SimpleApp Tomorrow is the developing custom mobile Force.com apps for the iPhone and iPad webinar. (Don't forget to register!) One of things I had mentioned previously is that I wrote another sample app designed to offer a very simple introduction to iOS development and the Force.com platform.

This new sample app, designed for the iPhone, demonstrates some of the typical force.com functions you will likely encounter when developing your own apps. Here are a few of the primary requirements, and some code to help you get started.

1. Showing the OAuth Login screen

Add a call similar to [self showLogin] within your didFinishLoadingWithOptions method of your delegate to have the login show immediately upon app startup:

- (void)showLogin
{
oAuthViewController.modalPresentationStyle = UIModalPresentationFormSheet;
[beginningViewController presentModalViewController:oAuthViewController animated:YES];
}

2. Handle oAuth callback

Once the user has authenticated, the platform is going to perform a callback which you will need to handle:

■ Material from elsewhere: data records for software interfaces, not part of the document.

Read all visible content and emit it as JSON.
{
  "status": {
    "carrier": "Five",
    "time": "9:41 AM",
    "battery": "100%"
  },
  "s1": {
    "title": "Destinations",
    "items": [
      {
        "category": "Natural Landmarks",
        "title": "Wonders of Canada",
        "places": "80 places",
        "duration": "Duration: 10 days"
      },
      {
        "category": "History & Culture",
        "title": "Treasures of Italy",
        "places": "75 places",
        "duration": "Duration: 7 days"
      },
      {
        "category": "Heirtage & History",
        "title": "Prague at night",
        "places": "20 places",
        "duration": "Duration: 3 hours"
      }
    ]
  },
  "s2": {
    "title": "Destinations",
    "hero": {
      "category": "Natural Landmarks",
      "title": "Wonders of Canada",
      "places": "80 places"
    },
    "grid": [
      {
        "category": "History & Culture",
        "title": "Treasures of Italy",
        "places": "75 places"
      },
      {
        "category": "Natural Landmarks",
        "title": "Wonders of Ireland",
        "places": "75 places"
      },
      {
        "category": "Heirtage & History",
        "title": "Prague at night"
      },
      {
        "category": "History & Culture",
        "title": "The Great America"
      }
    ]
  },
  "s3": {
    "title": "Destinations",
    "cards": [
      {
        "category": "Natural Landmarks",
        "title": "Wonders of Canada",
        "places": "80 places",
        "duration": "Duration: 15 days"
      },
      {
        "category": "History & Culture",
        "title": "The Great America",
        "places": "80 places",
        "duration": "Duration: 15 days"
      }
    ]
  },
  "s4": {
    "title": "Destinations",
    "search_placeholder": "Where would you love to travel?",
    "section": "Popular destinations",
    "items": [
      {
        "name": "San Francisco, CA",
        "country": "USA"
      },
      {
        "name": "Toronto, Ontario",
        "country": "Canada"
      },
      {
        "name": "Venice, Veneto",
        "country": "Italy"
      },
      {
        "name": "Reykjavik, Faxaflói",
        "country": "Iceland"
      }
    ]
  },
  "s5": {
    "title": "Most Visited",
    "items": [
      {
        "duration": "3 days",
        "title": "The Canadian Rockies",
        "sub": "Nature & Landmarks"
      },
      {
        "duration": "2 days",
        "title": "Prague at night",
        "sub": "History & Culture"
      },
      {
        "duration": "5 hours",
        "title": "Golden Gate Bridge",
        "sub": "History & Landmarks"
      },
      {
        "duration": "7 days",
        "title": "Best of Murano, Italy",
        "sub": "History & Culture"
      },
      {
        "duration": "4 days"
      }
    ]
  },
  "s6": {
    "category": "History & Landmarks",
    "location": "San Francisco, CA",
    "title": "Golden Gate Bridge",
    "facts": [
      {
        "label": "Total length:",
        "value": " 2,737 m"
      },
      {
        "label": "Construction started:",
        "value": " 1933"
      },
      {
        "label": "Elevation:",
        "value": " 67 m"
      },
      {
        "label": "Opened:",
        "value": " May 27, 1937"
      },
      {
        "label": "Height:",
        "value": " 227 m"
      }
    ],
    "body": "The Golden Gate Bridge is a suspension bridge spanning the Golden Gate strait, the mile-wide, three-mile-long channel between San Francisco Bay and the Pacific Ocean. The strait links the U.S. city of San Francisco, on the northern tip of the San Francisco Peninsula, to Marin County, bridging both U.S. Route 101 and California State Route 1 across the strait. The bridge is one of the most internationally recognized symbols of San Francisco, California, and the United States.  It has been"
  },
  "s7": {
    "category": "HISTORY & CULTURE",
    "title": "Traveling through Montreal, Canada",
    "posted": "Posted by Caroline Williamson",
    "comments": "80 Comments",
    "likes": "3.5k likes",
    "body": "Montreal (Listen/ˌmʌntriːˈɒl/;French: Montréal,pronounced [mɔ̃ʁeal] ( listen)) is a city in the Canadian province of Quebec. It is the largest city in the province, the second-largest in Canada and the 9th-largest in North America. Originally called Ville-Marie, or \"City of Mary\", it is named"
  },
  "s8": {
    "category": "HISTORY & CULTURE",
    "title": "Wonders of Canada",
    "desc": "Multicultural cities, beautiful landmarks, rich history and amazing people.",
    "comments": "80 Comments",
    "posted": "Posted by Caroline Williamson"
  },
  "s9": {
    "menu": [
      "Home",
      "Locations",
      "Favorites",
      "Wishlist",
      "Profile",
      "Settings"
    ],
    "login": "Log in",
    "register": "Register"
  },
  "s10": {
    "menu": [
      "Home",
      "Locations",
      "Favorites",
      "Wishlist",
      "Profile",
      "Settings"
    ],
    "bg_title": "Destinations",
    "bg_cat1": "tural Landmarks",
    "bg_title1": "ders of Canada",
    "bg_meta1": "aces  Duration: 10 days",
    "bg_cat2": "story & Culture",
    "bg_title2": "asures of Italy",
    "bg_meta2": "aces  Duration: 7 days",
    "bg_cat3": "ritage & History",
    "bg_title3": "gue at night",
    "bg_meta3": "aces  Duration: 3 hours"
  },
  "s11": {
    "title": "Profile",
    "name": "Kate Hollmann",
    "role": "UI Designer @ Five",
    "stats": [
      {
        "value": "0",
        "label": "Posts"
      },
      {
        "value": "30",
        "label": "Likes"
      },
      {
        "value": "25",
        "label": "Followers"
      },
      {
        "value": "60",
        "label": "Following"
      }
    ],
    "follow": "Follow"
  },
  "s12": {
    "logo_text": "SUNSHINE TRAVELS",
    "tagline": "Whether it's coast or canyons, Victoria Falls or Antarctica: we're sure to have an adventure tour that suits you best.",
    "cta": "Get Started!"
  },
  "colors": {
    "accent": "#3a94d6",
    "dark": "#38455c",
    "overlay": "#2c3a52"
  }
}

- (void)loginOAuth:(ZKOAuthViewController *)oAuthViewController error:(NSError *)error
{
if ([oAuthViewController accessToken] && !error)
{
[[ZKServerSwitchboard switchboard] setApiUrlFromOAuthInstanceUrl:[oAuthViewController instanceUrl]];
[[ZKServerSwitchboard switchboard] setSessionId:[oAuthViewController accessToken]];
[[ZKServerSwitchboard switchboard] setOAuthRefreshToken:[oAuthViewController refreshToken]];
BeginnerForcedotcomAppDelegate *app = [[UIApplication sharedApplication] delegate];
[self getAccounts];  //let's query for data
[app hideLogin];  //let's hide the login screen
}
}

3. Query data in the Force.com database

Here is a simple query to retrieve records and configure a selector, queryResults, to handle the response:

- (void)getAccounts
{
NSString *queryString =
@"Select Id, Name, BillingState, Phone From Account order by Name limit 100";
[[ZKServerSwitchboard switchboard] query:queryString target:self
selector:@selector(queryResult:error:context:) context:nil];
}

4. Handle the data response.

A typical use case is to present the results in a tableView:

- (void)queryResult:(ZKQueryResult *)result error:(NSError *)error context:(id)context
{
if (result && !error)
{
self.dataRows = [NSMutableArray arrayWithArray:[result records]];
[self.view addSubview:tableView];
[tableView reloadData];
}
else if (error)
{
[self receivedErrorFromAPICall: error];
}
}

Of course, these code snippets may be hard to follow everything going on if you are not used to Objective-C syntax, but they do demonstrate a pretty common use flow you are likely to encounter as you start building custom iOS apps.

During tomorrow's webinar I'll share some more hints and tips if you are looking at building more mobile apps. Don't forget, Mike Leach from Facebook will also be joining me to offer some insight on how Facebook is approaching mobile development. And with something like 250 million mobile users, Facebook certainly has a pretty big stake in the future of mobile development.

tagged , , , , , , , , , , , , Bookmark the permalink. Trackbacks are closed, but you can post a comment.
  • jm

    HI Quinton, thanks for the entry.
    I fetched the data for this query:
    Select Id, Name, Username, Email, Phone, Division, FullPhotoUrl from User
    Do you know how you would get the photo from this? I attempted the following, but it gave me a null object…(the url is fine though)
    UIImage * img = [UIImage imageWithData:[NSData dataWithContentsOfURL:[NSURL URLWithString:[(ZKSObject*)[records objectAtIndex:indexPath.row] fieldValue:@”FullPhotoUrl”]]]];
    Thanks!